» **Aim of the task**: From the listing, collect all lines containing the word "plot".
****
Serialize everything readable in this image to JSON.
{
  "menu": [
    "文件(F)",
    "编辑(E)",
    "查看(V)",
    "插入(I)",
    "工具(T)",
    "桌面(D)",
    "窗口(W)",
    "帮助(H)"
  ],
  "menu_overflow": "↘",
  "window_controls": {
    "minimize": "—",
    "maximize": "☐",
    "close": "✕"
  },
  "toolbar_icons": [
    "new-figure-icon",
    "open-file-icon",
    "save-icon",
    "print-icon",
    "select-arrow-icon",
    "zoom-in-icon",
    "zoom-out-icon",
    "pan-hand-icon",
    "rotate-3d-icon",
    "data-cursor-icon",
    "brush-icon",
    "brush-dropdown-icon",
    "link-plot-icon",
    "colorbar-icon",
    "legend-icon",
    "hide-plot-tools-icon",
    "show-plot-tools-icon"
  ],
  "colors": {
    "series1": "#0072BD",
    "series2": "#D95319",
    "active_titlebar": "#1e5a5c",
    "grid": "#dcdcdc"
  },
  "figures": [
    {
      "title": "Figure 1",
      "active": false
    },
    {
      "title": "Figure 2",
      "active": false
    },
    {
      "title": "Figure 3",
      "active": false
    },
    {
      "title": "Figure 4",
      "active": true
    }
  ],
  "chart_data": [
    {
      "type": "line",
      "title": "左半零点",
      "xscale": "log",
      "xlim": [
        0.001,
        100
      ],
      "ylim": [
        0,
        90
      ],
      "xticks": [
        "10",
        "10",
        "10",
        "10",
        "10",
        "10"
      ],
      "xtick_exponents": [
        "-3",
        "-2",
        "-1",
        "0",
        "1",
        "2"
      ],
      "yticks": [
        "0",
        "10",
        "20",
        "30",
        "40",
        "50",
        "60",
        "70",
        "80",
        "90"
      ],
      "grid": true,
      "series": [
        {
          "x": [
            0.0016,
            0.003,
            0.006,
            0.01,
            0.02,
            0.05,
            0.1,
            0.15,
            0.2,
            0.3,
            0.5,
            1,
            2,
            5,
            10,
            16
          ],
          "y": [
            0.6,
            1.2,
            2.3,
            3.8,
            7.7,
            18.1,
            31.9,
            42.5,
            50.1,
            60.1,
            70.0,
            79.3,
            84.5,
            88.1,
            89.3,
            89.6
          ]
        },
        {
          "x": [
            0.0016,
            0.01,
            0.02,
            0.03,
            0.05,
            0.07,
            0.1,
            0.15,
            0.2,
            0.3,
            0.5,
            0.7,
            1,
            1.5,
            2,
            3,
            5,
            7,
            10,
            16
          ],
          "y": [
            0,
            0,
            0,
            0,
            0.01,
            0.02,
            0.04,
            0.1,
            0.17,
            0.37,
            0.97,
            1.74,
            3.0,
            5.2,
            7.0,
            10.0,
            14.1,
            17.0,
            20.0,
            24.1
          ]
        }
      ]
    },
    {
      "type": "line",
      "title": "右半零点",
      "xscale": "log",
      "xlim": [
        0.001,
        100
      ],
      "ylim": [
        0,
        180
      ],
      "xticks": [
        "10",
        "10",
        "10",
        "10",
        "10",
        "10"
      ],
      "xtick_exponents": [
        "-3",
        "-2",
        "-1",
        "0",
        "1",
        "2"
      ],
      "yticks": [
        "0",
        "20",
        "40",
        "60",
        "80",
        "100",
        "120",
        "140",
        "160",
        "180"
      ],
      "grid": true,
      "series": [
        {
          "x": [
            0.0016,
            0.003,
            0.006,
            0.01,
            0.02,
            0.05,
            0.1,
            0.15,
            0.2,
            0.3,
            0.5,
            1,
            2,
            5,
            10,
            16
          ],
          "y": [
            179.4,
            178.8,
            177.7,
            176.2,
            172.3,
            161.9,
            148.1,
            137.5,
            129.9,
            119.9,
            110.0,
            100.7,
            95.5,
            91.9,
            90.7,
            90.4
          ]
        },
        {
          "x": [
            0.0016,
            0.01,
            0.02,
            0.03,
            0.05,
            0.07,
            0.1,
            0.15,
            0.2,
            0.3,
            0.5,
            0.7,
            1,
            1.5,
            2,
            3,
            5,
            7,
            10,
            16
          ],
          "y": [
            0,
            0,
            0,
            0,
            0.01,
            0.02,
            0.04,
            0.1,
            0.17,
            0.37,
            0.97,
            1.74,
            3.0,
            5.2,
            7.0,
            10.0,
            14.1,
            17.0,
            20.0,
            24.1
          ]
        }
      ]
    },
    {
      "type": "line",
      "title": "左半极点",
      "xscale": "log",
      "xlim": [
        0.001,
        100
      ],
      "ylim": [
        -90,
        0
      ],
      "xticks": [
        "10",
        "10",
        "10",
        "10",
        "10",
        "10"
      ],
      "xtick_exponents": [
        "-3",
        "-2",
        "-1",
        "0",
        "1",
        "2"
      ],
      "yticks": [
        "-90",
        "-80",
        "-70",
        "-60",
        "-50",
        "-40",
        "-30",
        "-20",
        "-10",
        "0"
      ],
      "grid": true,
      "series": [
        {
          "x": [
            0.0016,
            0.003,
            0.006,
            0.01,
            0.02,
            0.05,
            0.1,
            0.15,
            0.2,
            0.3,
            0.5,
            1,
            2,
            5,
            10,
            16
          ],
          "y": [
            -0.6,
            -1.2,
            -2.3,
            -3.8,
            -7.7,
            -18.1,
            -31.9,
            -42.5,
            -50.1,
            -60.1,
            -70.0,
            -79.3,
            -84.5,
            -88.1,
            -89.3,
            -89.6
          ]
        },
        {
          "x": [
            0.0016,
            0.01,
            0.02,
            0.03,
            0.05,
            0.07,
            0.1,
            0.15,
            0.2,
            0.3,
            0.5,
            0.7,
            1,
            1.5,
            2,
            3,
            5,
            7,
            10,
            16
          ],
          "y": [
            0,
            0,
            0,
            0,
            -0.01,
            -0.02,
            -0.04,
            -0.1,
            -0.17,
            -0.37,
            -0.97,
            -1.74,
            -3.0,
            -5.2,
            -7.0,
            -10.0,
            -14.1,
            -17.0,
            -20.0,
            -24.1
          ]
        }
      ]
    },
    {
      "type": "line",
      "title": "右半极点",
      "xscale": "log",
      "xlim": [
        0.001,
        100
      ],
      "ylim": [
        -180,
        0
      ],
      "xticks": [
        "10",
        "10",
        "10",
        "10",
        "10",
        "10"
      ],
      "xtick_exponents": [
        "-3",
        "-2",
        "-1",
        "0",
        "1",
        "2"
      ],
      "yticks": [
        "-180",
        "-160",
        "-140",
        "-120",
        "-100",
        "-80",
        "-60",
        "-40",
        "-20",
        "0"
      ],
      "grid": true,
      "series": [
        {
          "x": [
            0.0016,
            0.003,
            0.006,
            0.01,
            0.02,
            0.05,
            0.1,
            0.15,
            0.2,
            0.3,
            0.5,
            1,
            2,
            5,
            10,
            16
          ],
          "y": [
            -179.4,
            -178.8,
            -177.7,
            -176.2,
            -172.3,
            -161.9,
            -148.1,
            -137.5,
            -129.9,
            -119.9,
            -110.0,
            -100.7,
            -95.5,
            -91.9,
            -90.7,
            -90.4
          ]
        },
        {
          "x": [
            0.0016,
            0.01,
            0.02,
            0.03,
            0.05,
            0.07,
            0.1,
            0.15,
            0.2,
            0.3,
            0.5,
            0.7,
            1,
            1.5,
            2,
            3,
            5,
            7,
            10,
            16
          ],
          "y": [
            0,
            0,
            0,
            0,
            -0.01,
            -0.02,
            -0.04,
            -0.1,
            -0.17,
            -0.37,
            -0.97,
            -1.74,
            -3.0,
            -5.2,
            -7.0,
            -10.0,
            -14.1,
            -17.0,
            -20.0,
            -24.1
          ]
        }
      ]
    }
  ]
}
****
» **Answer space**:
    "link-plot-icon",
    "hide-plot-tools-icon",
    "show-plot-tools-icon"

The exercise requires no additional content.